To the left of Palazzo Chigi is the Palazzo Montecitorio, built by Bernini, the seat of the Italian Parliament, the Camera dei deputati. In the square is the obelisk of Psammetich II, which was erected by Augustus in 10 BC. It was brought from Heliopolis to Rome and is used here as a sundial. It should be around 2,600 years old.
The number of parliamentarians is 630 until the end of the 18th legislature and will then be reduced to 400 due to an electoral reform from 2020. The natural end of the legislative period is in 2023.
On Corso del Rinascimento is Palazzo Madama, the palace of the Italian Senate. The palace goes back to Giovanni de Medici, who later became Pope Leo X.
There are 315 elected senators, which will be reduced to 200 in the next legislature. In addition, there are particularly deserving citizens as senators for life.
UNESCO world heritage
The area within the Aurelian walls and the Basilica of St. Paul Outside the Walls is part of the UNESCO World Heritage List. UNESCO has designated the entire area with an area of 14.25 km² as the “historic center of Rome”.
That is pretty high. After all, until the 19th century, artichokes and vegetables were grown on most of the land within the walls, and sheep grazed among the ruins.
The painter Friedrich Loos painted a 360° panorama picture on the Villa Celimontana in 1850. The Berlin National Gallery has documented the paintings on the Internet (Rome Panorama by F. Loos)
The historical center can therefore be delimited very well with the field of Mars between the Tiber, Capitol, Quirinal and Pincio. In contrast, the ancient center is located in the archaeological area of the Colosseum Park.
Today’s center of Rome is in the area of the ancient Field of Mars. Since the founding of Rome, the area was dedicated to the god of war Mars, but was outside the city.
In ancient times, the center was located in the archaeological area around the Colosseum and was delimited by the Capitol Hill.
The field of Mars stretched from today’s ghetto along the Tiber to Piazza del Popolo. There it was bounded by the hill of Pincius and further south by the Quirinal hill.
The first monumental building was in 55 BC the theater of Pompey. It ranged from Campo de’ Fiori to today’s cat colony on Largo di Torre Argentina. Gaius Julius Caesar was murdered here and Emperor Augustus had the largest latrine in Rome built here to condemn the place forever.
At the time of Augustus the field of Mars came to the urban area and it was mainly used as a sports and cultural center. The result was an athletics stadium, the stadium of Domitian, which can still be visited today under Piazza Navona.

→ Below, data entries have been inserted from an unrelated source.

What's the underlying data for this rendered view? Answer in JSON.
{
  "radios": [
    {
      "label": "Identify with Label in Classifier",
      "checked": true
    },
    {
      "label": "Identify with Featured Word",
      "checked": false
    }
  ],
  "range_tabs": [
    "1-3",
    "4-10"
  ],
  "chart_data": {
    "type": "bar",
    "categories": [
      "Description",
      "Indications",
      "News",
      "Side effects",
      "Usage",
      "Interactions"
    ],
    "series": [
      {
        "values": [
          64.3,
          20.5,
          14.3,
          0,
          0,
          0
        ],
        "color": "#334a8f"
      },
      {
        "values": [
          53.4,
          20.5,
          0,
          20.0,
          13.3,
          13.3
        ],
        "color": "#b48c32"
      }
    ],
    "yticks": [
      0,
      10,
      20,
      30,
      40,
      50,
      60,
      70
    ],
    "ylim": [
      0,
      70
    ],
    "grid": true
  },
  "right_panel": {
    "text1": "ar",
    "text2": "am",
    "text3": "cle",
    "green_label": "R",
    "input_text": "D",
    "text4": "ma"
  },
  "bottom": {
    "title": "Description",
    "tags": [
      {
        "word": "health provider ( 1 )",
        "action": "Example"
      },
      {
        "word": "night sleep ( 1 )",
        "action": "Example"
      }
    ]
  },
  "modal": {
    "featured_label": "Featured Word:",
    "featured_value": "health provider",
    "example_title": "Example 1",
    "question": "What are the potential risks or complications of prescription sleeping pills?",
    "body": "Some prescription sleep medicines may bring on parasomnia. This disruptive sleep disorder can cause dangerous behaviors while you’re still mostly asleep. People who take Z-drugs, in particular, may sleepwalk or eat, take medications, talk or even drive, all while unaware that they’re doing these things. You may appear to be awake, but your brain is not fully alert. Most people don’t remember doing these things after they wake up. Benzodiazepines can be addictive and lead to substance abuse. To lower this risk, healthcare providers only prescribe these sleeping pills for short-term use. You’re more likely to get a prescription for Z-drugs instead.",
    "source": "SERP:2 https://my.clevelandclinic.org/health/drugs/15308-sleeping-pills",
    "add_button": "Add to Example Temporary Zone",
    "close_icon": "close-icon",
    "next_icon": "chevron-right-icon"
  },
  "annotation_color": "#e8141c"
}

Next to it were an auditorium, the thermal baths of Nero and the Pantheon. Further north is the Ara Pacis and the Mausoleum of Augustus, to the east the Temple of Hadrian at the Piazza di Pietra. More relics can be found throughout the area. It was supplied with water from the Acqua Vergine aqueduct.
After the end of the Western Roman Empire, an eventful history began for Rome and the population fell sharply at times. Popes, princes, wealthy families and immigrant merchants built palaces and monuments on the Field of Mars. The medieval conditions in Rome partly ended with the occupation of Rome by Napoleon in 1797 and finally with the end of the Papal States in 1870.
Profile Rome center
The historical center belongs to the 1st district of Rome ( Municipio I ). As of December 31, 2019, 24,166 inhabitants were counted, the area is 3.19 km² (source Wikipedia.it) The 1st district includes the entire area within the Aurelian walls and the districts of Trastevere, Prati, Della Vittoria and Eroi.
The numbers for the area within the walls are: